Helium-filled balloons dotted the sanctuary of University Baptist Church last year when that Carbondale, Ill., congregation observed "Children's Sabbath"-and more celebration is expected across the country this coming weekend, October 18-20, when the annual religio-political event returns. The day is the brainchild of the Children's Defense Fund, a Washington, D.C.-based activist group. Its purpose is to create pressure on the federal government to spend more money on social programs. CDF's agenda, however, comes wearing church clothes and singing familiar Sunday school songs like "He's Got the Whole World in His Hands." University Baptist pastor Jeff Scott says his church observed Children's Sabbath last year in order to focus attention on Illinois' poor children. "The response was great," he said. "We think it's important to keep in mind the children, to be a voice for children, because they have no PACs or lobbyists. It's important for the faith community to know which of our politicians are for kids, and which are just kidding." CDF founder Marian Wright Edelman explained the role of churches in her introductory letter sent out with materials for the Children's Sabbath: "Pastors can serve as prophets and shepherds to lead members to be aware of the issues, to be fully committed and involved in the community....We should use the election-year process to build greater commitment to meeting children's needs and to rectifying the misguided values that increase children's suffering. We must elect to public office those who will vote and act responsibly for children-who will do more than give lip service to their needs." And what are those needs, specifically? Judging from CDF's positions on recent legislation and public statements, the major need is a continuation of welfare entitlements and the federal school lunch program; the major target is the 1995-96 Republican Congress. The CDF provides churches, synagogues, and mosques with everything they need for a Children's Sabbath service-from bulletin art to approved hymns to sample sermons to activities for children's Sunday school. To help drive home the message for 5- to 9-year-olds, the materials recommend having them play a game called "Great and Small." They'll learn that small people are just as valuable as great people, as they alternately squat and stand up, shouting their own names. For middle-schoolers, the CDF suggests having them write letters to public officials, write a letter to the editor, or even hold a bake sale to raise funds to help end poverty, child abuse, or racism. In materials sent out to Catholic churches, a sample homily is included. It asks for mercy on a nation that "allows one of every four children to grow up in inhuman poverty, hungry for the mountains of food we waste each day;" for a nation in which "insurance gets household dogs dialysis, pacemakers and kidney transplants, gets cats hip replacements, cataract surgery and cancer treatment, while almost 10 million children are without health insurance." And for a nation "bent on balancing its budget by cutting children's food stamps, school lunches, Medicaid health coverage, Aid to Families with Dependent Children, Supplemental Security Income, federal child-care subsidies, Head Start and remedial education."
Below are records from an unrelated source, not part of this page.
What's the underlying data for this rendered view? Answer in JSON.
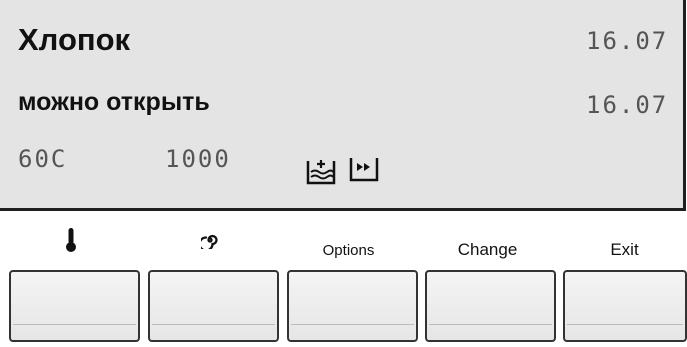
{
  "display": {
    "program": "Хлопок",
    "status": "можно открыть",
    "time1": "16.07",
    "time2": "16.07",
    "temperature": "60C",
    "spin": "1000",
    "status_icons": [
      "extra-rinse-icon",
      "quick-wash-icon"
    ]
  },
  "softkeys": [
    {
      "label": "",
      "icon": "thermometer-icon"
    },
    {
      "label": "",
      "icon": "spin-icon"
    },
    {
      "label": "Options"
    },
    {
      "label": "Change"
    },
    {
      "label": "Exit"
    }
  ],
  "colors": {
    "lcd_bg": "#e4e4e4",
    "text": "#111111",
    "segment": "#555555"
  }
}
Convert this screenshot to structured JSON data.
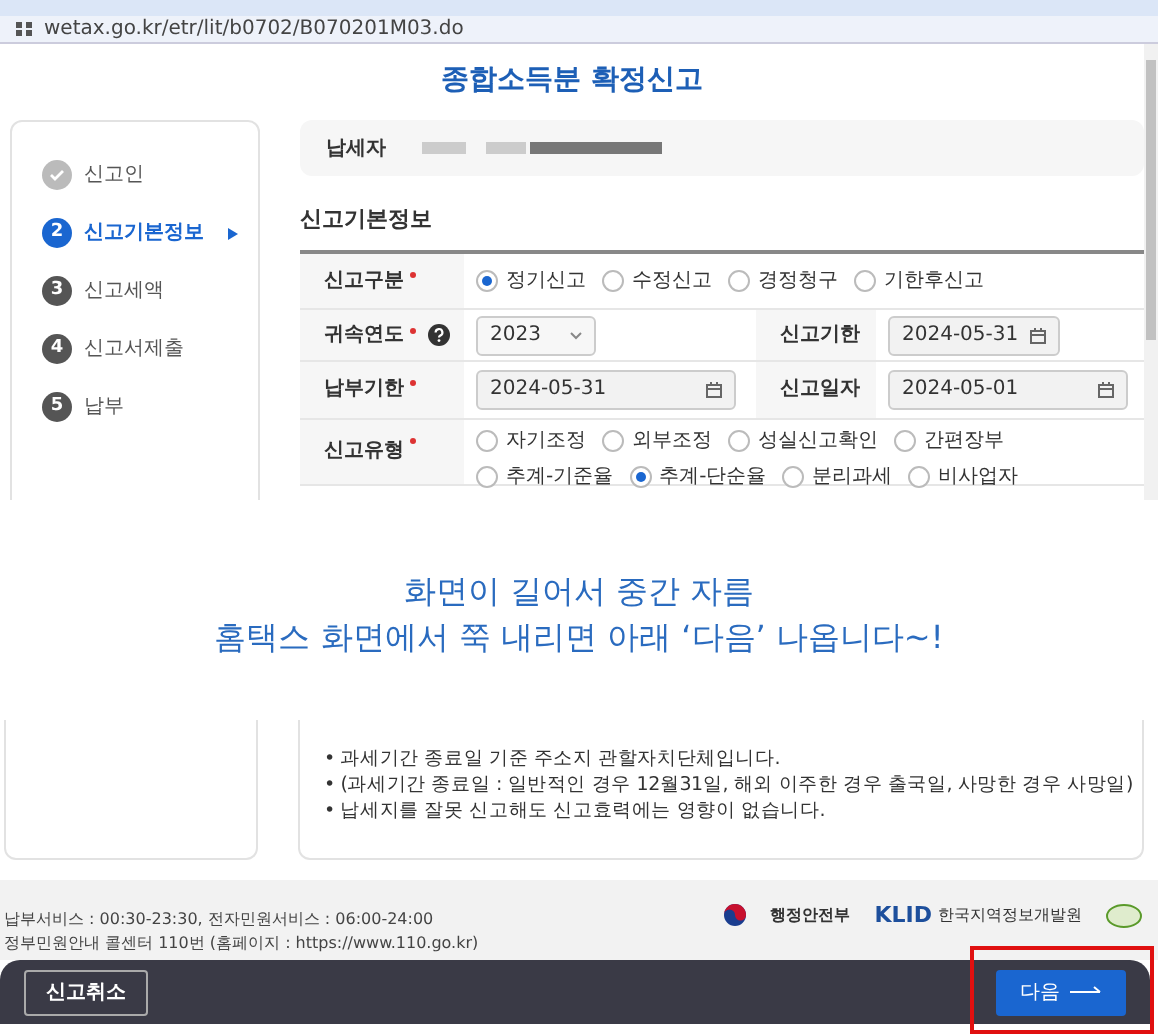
{
  "window": {
    "address": "wetax.go.kr/etr/lit/b0702/B070201M03.do"
  },
  "page_title": "종합소득분 확정신고",
  "steps": [
    {
      "kind": "done",
      "label": "신고인",
      "selected": false
    },
    {
      "kind": "number",
      "number": "2",
      "label": "신고기본정보",
      "selected": true
    },
    {
      "kind": "number",
      "number": "3",
      "label": "신고세액",
      "selected": false
    },
    {
      "kind": "number",
      "number": "4",
      "label": "신고서제출",
      "selected": false
    },
    {
      "kind": "number",
      "number": "5",
      "label": "납부",
      "selected": false
    }
  ],
  "taxpayer": {
    "label": "납세자"
  },
  "section_title": "신고기본정보",
  "form_rows": [
    {
      "cells": [
        {
          "kind": "label",
          "text": "신고구분",
          "required": true
        },
        {
          "kind": "radios",
          "options": [
            {
              "label": "정기신고",
              "selected": true
            },
            {
              "label": "수정신고",
              "selected": false
            },
            {
              "label": "경정청구",
              "selected": false
            },
            {
              "label": "기한후신고",
              "selected": false
            }
          ]
        }
      ]
    },
    {
      "cells": [
        {
          "kind": "label",
          "text": "귀속연도",
          "required": true,
          "help": true
        },
        {
          "kind": "select",
          "value": "2023"
        },
        {
          "kind": "label",
          "text": "신고기한",
          "required": false
        },
        {
          "kind": "date",
          "value": "2024-05-31"
        }
      ]
    },
    {
      "cells": [
        {
          "kind": "label",
          "text": "납부기한",
          "required": true
        },
        {
          "kind": "date",
          "value": "2024-05-31"
        },
        {
          "kind": "label",
          "text": "신고일자",
          "required": false
        },
        {
          "kind": "date",
          "value": "2024-05-01"
        }
      ]
    },
    {
      "cells": [
        {
          "kind": "label",
          "text": "신고유형",
          "required": true
        },
        {
          "kind": "radios",
          "options": [
            {
              "label": "자기조정",
              "selected": false
            },
            {
              "label": "외부조정",
              "selected": false
            },
            {
              "label": "성실신고확인",
              "selected": false
            },
            {
              "label": "간편장부",
              "selected": false
            },
            {
              "label": "추계-기준율",
              "selected": false
            },
            {
              "label": "추계-단순율",
              "selected": true
            },
            {
              "label": "분리과세",
              "selected": false
            },
            {
              "label": "비사업자",
              "selected": false
            }
          ]
        }
      ]
    }
  ],
  "annotation": [
    "화면이 길어서 중간 자름",
    "홈택스 화면에서 쭉 내리면 아래 ‘다음’ 나옵니다~!"
  ],
  "notes": [
    "• 과세기간 종료일 기준 주소지 관할자치단체입니다.",
    "• (과세기간 종료일 : 일반적인 경우 12월31일, 해외 이주한 경우 출국일, 사망한 경우 사망일)",
    "• 납세지를 잘못 신고해도 신고효력에는 영향이 없습니다."
  ],
  "footer": {
    "lines": [
      "납부서비스 : 00:30-23:30, 전자민원서비스 : 06:00-24:00",
      "정부민원안내 콜센터 110번 (홈페이지 : https://www.110.go.kr)"
    ],
    "ministry": "행정안전부",
    "klid_mark": "KLID",
    "klid_name": "한국지역정보개발원"
  },
  "buttons": {
    "cancel": "신고취소",
    "next": "다음"
  }
}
Phyllis Schlafly, founder of Eagle Forum, says congregations concerned about children can do better than recite CDF litanies. "There are problems, but they're not going to be solved by the Children's Defense Fund," she says. "Everything the CDF comes up with as solutions are government programs-the Children's Sabbath is just silly propaganda for expanding those programs." Adds David Kuo, director of American Compassion, a grassroots group that sets out to help small-but-effective charities, "The idea that the CDF speaks for all those who care for children is like saying that GM speaks for all those who drive cars. And advocacy is not synonymous with caring. A lot of people think it's more important to actually do something." A better alterative can be seen in initiatives such as Kids Hope USA, he says. Kids Hope, based in Grand Rapids, Mich., links church members with real, live children who need adult companionship and guidance. Members are encouraged to develop strong, long-term relationships with the children and work with them on skills such as reading and problem solving. When asked to suggest a Children's Sabbath of her own, Mrs. Schlafly doesn't hesitate. "Have a literacy clinic," she says. "Teach children to read. Bill Clinton himself says 40 percent of the nation's 8-year-olds can't. Churches should start off with this most basic skill, because with it, children can read the Bible, and that's where they'll find hope. Not in some government program."